Return verbatim the portion of the material below that starts at the line containing "What data populates" and ends at its last line.
- - - - - - -
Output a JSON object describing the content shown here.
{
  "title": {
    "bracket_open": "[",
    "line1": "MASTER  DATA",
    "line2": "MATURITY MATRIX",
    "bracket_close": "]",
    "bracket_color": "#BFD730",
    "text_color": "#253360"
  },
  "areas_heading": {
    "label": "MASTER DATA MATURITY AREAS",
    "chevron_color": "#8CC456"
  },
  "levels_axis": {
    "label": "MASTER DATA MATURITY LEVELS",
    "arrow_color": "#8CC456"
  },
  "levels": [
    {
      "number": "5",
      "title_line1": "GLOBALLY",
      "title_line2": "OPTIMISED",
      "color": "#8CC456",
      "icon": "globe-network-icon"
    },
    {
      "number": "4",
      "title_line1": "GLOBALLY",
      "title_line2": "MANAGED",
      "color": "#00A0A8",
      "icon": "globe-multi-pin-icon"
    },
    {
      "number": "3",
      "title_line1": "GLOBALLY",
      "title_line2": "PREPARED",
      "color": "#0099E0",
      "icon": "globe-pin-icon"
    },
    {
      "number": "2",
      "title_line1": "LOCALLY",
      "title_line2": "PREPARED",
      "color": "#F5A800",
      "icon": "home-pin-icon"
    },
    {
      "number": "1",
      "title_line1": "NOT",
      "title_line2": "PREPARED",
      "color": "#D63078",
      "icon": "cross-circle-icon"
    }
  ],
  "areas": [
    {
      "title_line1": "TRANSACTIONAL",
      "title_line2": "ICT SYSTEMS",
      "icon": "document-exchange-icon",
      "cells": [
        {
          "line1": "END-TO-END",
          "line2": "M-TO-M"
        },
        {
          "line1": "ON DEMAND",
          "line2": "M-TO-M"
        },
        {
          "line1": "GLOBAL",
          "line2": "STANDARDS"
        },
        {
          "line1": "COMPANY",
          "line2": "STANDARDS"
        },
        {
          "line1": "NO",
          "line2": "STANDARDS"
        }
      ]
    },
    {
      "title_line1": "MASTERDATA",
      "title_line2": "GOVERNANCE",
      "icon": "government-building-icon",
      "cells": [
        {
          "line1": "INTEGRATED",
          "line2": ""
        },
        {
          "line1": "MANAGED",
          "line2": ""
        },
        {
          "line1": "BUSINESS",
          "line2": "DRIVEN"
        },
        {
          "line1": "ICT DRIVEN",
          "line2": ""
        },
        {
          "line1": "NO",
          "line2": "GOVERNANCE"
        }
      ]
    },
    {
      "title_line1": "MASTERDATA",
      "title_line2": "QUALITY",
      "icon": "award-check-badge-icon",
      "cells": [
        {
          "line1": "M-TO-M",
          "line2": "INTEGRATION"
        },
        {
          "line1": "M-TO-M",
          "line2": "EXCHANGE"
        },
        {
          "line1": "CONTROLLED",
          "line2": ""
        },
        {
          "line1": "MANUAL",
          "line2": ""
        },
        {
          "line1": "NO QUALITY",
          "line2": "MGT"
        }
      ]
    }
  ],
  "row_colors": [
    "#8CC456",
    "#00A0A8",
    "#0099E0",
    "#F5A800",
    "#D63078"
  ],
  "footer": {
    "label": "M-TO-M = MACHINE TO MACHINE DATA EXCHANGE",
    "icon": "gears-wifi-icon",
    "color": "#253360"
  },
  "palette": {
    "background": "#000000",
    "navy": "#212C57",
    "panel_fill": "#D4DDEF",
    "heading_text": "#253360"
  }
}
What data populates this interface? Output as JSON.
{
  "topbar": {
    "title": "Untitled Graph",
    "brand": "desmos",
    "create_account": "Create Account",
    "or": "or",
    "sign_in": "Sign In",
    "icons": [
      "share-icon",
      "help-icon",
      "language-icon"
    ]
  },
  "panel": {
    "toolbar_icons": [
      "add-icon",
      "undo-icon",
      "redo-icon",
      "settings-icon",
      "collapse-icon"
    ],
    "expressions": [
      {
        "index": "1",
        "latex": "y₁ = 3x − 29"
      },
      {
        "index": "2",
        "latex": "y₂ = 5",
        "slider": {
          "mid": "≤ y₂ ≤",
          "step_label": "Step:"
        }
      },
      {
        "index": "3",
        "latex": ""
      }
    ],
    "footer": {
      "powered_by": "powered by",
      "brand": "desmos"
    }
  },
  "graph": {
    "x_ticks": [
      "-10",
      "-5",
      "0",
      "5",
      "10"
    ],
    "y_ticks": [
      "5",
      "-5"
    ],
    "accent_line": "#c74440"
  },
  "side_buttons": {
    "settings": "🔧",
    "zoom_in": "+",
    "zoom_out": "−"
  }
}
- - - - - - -
■ **Written answer**
What data populates this interface? Output as JSON.
{
  "topbar": {
    "title": "Untitled Graph",
    "brand": "desmos",
    "create_account": "Create Account",
    "or": "or",
    "sign_in": "Sign In",
    "icons": [
      "share-icon",
      "help-icon",
      "language-icon"
    ]
  },
  "panel": {
    "toolbar_icons": [
      "add-icon",
      "undo-icon",
      "redo-icon",
      "settings-icon",
      "collapse-icon"
    ],
    "expressions": [
      {
        "index": "1",
        "latex": "y₁ = 3x − 29"
      },
      {
        "index": "2",
        "latex": "y₂ = 5",
        "slider": {
          "mid": "≤ y₂ ≤",
          "step_label": "Step:"
        }
      },
      {
        "index": "3",
        "latex": ""
      }
    ],
    "footer": {
      "powered_by": "powered by",
      "brand": "desmos"
    }
  },
  "graph": {
    "x_ticks": [
      "-10",
      "-5",
      "0",
      "5",
      "10"
    ],
    "y_ticks": [
      "5",
      "-5"
    ],
    "accent_line": "#c74440"
  },
  "side_buttons": {
    "settings": "🔧",
    "zoom_in": "+",
    "zoom_out": "−"
  }
}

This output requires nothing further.